“I think a lot of people in the running world think people from the Midwest are just tougher in general, and I think training in the weather is definitely part of it,” Ritzenhein said. “It takes a good 10 days to really get acclimated to the heat. So, I’m going to have to put on a lot of layers, spend some time in the sauna. If I have to run every day, the last 10 days before the trials, on the indoor track with a bunch of clothes on, I’ll do that.”

Adapting his training routine to keep his loved ones close by is a sacrifice worth making, and represents an opportunity for Ritzenhein to make an impact at GVSU.

“We really wanted to be back close to the family,” Ritzenhein said. “We wanted to live in the Grand Rapids area and to be involved in any kind of successful collegiate track team here, and (GVSU) is really the best one.”

GVSU provides Ritzenhein with the facility he needs to be successful and he returns the favor. Jerry Baltes, head coach of the GVSU cross country and track and field teams, undeniably values having Ritzenhein around the program to offer his advice and share his experiences.

“Dathan has been a great asset to our program over the last couple of years,” Baltes said. “His wealth of knowledge in the sport of running is endless and has helped us numerous times in helping take our student-athletes to the next level. We are eager to watch Dathan accomplish his goal of making his fourth U.S. Olympic team.”

Ritzenhein would join an exclusive group if he can represent the red, white and blue for a fourth consecutive time.

“I believe two men’s distance runners and maybe about five in all of track in field (have appeared in four Olympic Games),” Ritzenhein said. “Three (appearances) has been great, amazing and not many people have made three, but a fourth Olympic team has kept me going in training the last couple of years.
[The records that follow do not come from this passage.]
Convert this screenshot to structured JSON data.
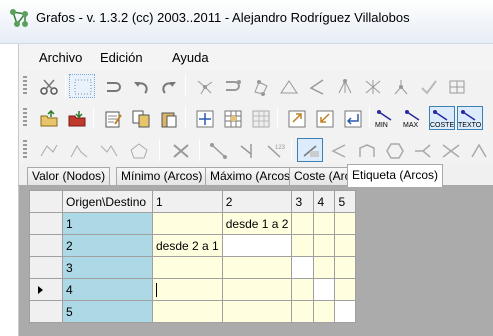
{
  "window": {
    "title": "Grafos - v. 1.3.2  (cc) 2003..2011 - Alejandro Rodríguez Villalobos"
  },
  "menu": [
    "Archivo",
    "Edición",
    "Ayuda"
  ],
  "toolbar2_labels": [
    "MIN",
    "MAX",
    "COSTE",
    "TEXTO"
  ],
  "tabs": [
    "Valor (Nodos)",
    "Mínimo (Arcos)",
    "Máximo (Arcos)",
    "Coste (Arcos)",
    "Etiqueta (Arcos)"
  ],
  "active_tab": "Etiqueta (Arcos)",
  "grid": {
    "corner_label": "Origen\\Destino",
    "columns": [
      "1",
      "2",
      "3",
      "4",
      "5"
    ],
    "rows": [
      {
        "label": "1",
        "cells": [
          "",
          "desde 1 a 2",
          "",
          "",
          ""
        ]
      },
      {
        "label": "2",
        "cells": [
          "desde 2 a 1",
          "",
          "",
          "",
          ""
        ]
      },
      {
        "label": "3",
        "cells": [
          "",
          "",
          "",
          "",
          ""
        ]
      },
      {
        "label": "4",
        "cells": [
          "",
          "",
          "",
          "",
          ""
        ]
      },
      {
        "label": "5",
        "cells": [
          "",
          "",
          "",
          "",
          ""
        ]
      }
    ],
    "current_row": "4"
  }
}
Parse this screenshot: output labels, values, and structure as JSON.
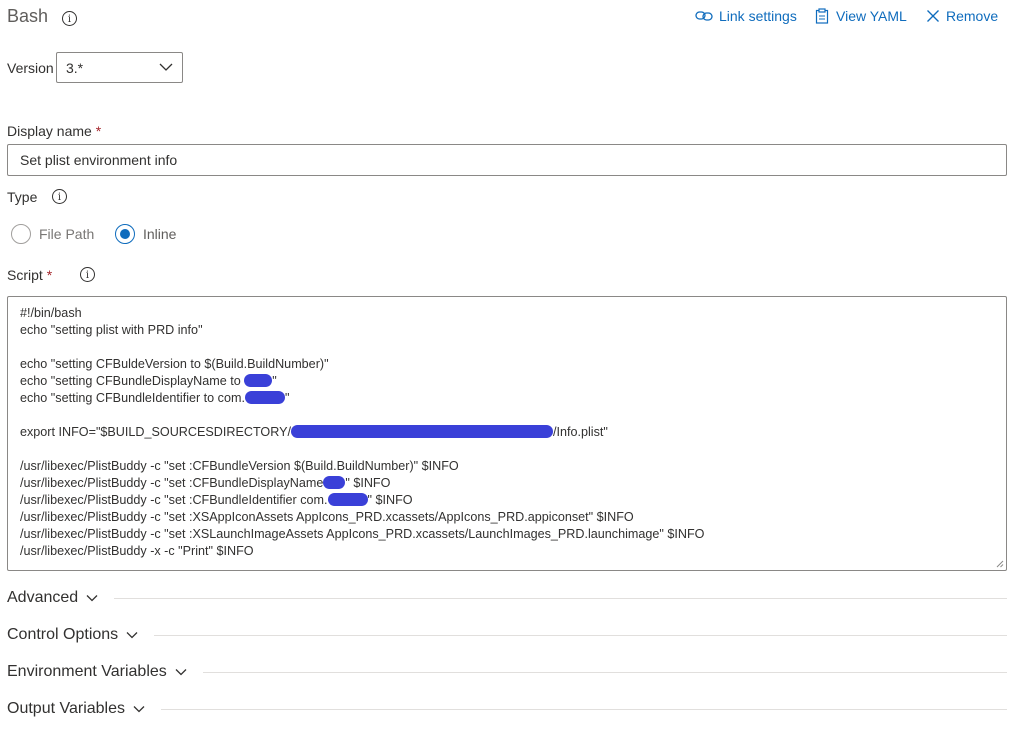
{
  "task": {
    "title": "Bash",
    "links": {
      "link_settings": "Link settings",
      "view_yaml": "View YAML",
      "remove": "Remove"
    }
  },
  "version": {
    "label": "Version",
    "value": "3.*"
  },
  "display_name": {
    "label": "Display name",
    "required": "*",
    "value": "Set plist environment info"
  },
  "type": {
    "label": "Type",
    "options": [
      "File Path",
      "Inline"
    ],
    "selected": "Inline"
  },
  "script": {
    "label": "Script",
    "required": "*",
    "lines": [
      "#!/bin/bash",
      "echo \"setting plist with PRD info\"",
      "",
      "echo \"setting CFBuldeVersion to $(Build.BuildNumber)\"",
      "echo \"setting CFBundleDisplayName to",
      "echo \"setting CFBundleIdentifier to com.",
      "",
      "export INFO=\"$BUILD_SOURCESDIRECTORY/",
      "",
      "/usr/libexec/PlistBuddy -c \"set :CFBundleVersion $(Build.BuildNumber)\" $INFO",
      "/usr/libexec/PlistBuddy -c \"set :CFBundleDisplayName",
      "/usr/libexec/PlistBuddy -c \"set :CFBundleIdentifier com.",
      "/usr/libexec/PlistBuddy -c \"set :XSAppIconAssets AppIcons_PRD.xcassets/AppIcons_PRD.appiconset\" $INFO",
      "/usr/libexec/PlistBuddy -c \"set :XSLaunchImageAssets AppIcons_PRD.xcassets/LaunchImages_PRD.launchimage\" $INFO",
      "/usr/libexec/PlistBuddy -x -c \"Print\" $INFO"
    ],
    "line_tails": {
      "display_name_echo": "\"",
      "identifier_echo": "\"",
      "export_info": "/Info.plist\"",
      "display_name_set": "\" $INFO",
      "identifier_set": "\" $INFO"
    }
  },
  "sections": {
    "advanced": "Advanced",
    "control_options": "Control Options",
    "environment_variables": "Environment Variables",
    "output_variables": "Output Variables"
  },
  "colors": {
    "accent": "#0f6cbd",
    "redaction": "#3a40d8",
    "required": "#a4262c"
  }
}
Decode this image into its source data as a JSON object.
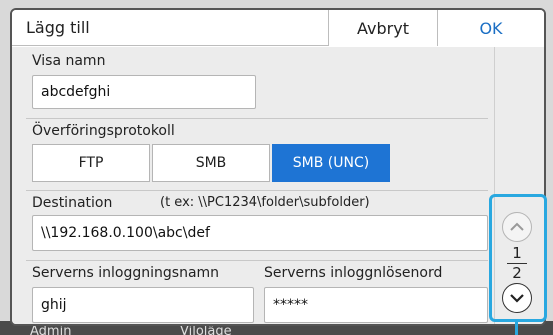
{
  "background": {
    "left_text": "Admin",
    "center_text": "Viloläge"
  },
  "dialog": {
    "title": "Lägg till",
    "cancel_label": "Avbryt",
    "ok_label": "OK"
  },
  "form": {
    "display_name": {
      "label": "Visa namn",
      "value": "abcdefghi"
    },
    "protocol": {
      "label": "Överföringsprotokoll",
      "options": [
        "FTP",
        "SMB",
        "SMB (UNC)"
      ],
      "selected": "SMB (UNC)"
    },
    "destination": {
      "label": "Destination",
      "hint": "(t ex: \\\\PC1234\\folder\\subfolder)",
      "value": "\\\\192.168.0.100\\abc\\def"
    },
    "login_name": {
      "label": "Serverns inloggningsnamn",
      "value": "ghij"
    },
    "login_password": {
      "label": "Serverns inloggnlösenord",
      "value": "*****"
    }
  },
  "pager": {
    "current": "1",
    "total": "2"
  },
  "colors": {
    "accent": "#1e74d4",
    "highlight": "#29a8e0",
    "ok_text": "#1b6fc4"
  }
}
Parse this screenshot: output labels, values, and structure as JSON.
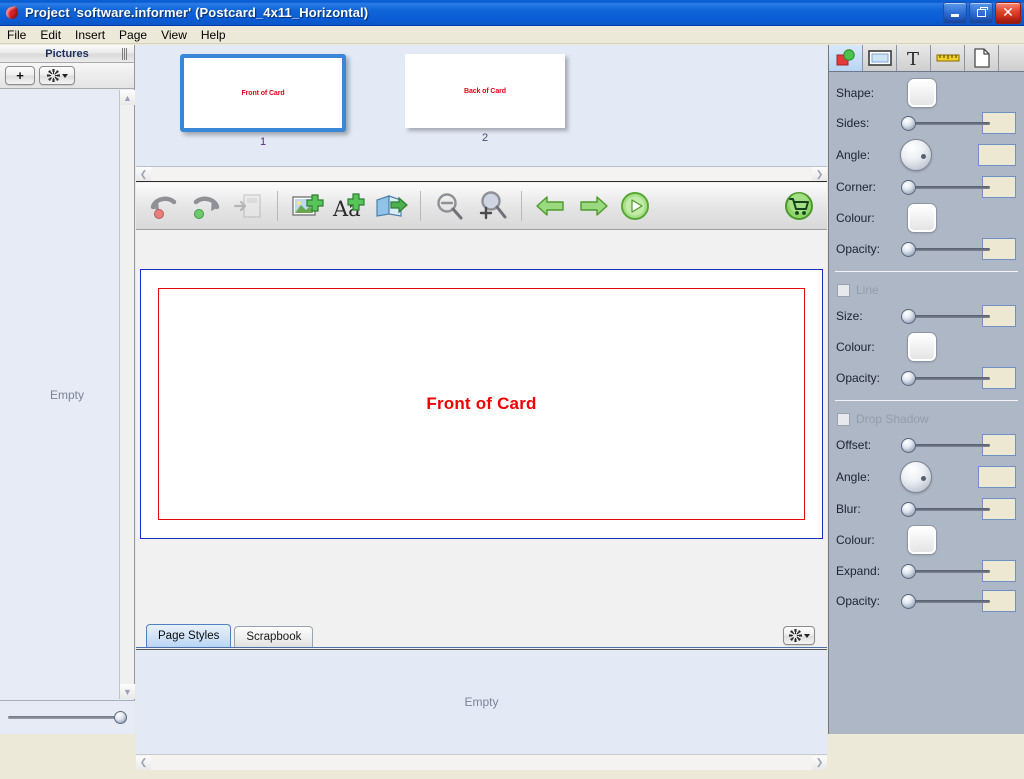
{
  "window": {
    "title": "Project 'software.informer' (Postcard_4x11_Horizontal)",
    "app_icon": "app-logo-icon",
    "minimize_label": "Minimize",
    "maximize_label": "Maximize",
    "close_label": "Close"
  },
  "menu": {
    "items": [
      "File",
      "Edit",
      "Insert",
      "Page",
      "View",
      "Help"
    ]
  },
  "pictures_panel": {
    "title": "Pictures",
    "add_label": "+",
    "options_label": "Options",
    "empty_text": "Empty",
    "zoom_slider_value": 100
  },
  "thumbnails": [
    {
      "number": "1",
      "caption": "Front of Card",
      "selected": true
    },
    {
      "number": "2",
      "caption": "Back of Card",
      "selected": false
    }
  ],
  "toolbar": {
    "buttons": [
      {
        "name": "undo-button",
        "title": "Undo"
      },
      {
        "name": "redo-button",
        "title": "Redo"
      },
      {
        "name": "save-button",
        "title": "Save",
        "disabled": true
      },
      {
        "name": "add-picture-button",
        "title": "Add Picture"
      },
      {
        "name": "add-text-button",
        "title": "Add Text"
      },
      {
        "name": "add-page-button",
        "title": "Add Page"
      },
      {
        "name": "zoom-out-button",
        "title": "Zoom Out"
      },
      {
        "name": "zoom-in-button",
        "title": "Zoom In"
      },
      {
        "name": "previous-page-button",
        "title": "Previous Page"
      },
      {
        "name": "next-page-button",
        "title": "Next Page"
      },
      {
        "name": "preview-button",
        "title": "Preview"
      },
      {
        "name": "buy-button",
        "title": "Buy"
      }
    ]
  },
  "canvas": {
    "page_text": "Front of Card",
    "page_border_colour": "#1531c4",
    "margin_guide_colour": "#e30613",
    "text_colour": "#f00000"
  },
  "bottom_tabs": {
    "tabs": [
      {
        "label": "Page Styles",
        "active": true
      },
      {
        "label": "Scrapbook",
        "active": false
      }
    ],
    "options_label": "Options",
    "empty_text": "Empty"
  },
  "properties": {
    "tabs": [
      {
        "name": "tab-shapes",
        "icon": "shapes-icon",
        "active": true
      },
      {
        "name": "tab-frame",
        "icon": "frame-icon",
        "active": false
      },
      {
        "name": "tab-text",
        "icon": "text-icon",
        "active": false
      },
      {
        "name": "tab-measure",
        "icon": "ruler-icon",
        "active": false
      },
      {
        "name": "tab-page",
        "icon": "page-icon",
        "active": false
      }
    ],
    "shape_section": {
      "rows": [
        {
          "label": "Shape:",
          "control": "swatch"
        },
        {
          "label": "Sides:",
          "control": "slider",
          "value": ""
        },
        {
          "label": "Angle:",
          "control": "dial",
          "value": ""
        },
        {
          "label": "Corner:",
          "control": "slider",
          "value": ""
        },
        {
          "label": "Colour:",
          "control": "swatch"
        },
        {
          "label": "Opacity:",
          "control": "slider",
          "value": ""
        }
      ]
    },
    "line_section": {
      "title": "Line",
      "checked": false,
      "enabled": false,
      "rows": [
        {
          "label": "Size:",
          "control": "slider",
          "value": ""
        },
        {
          "label": "Colour:",
          "control": "swatch"
        },
        {
          "label": "Opacity:",
          "control": "slider",
          "value": ""
        }
      ]
    },
    "shadow_section": {
      "title": "Drop Shadow",
      "checked": false,
      "enabled": false,
      "rows": [
        {
          "label": "Offset:",
          "control": "slider",
          "value": ""
        },
        {
          "label": "Angle:",
          "control": "dial",
          "value": ""
        },
        {
          "label": "Blur:",
          "control": "slider",
          "value": ""
        },
        {
          "label": "Colour:",
          "control": "swatch"
        },
        {
          "label": "Expand:",
          "control": "slider",
          "value": ""
        },
        {
          "label": "Opacity:",
          "control": "slider",
          "value": ""
        }
      ]
    }
  }
}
I’m 33 now, so I’m not as young as I was.

“Just making that team is the biggest goal for me. I want to be on the line in Rio in August.”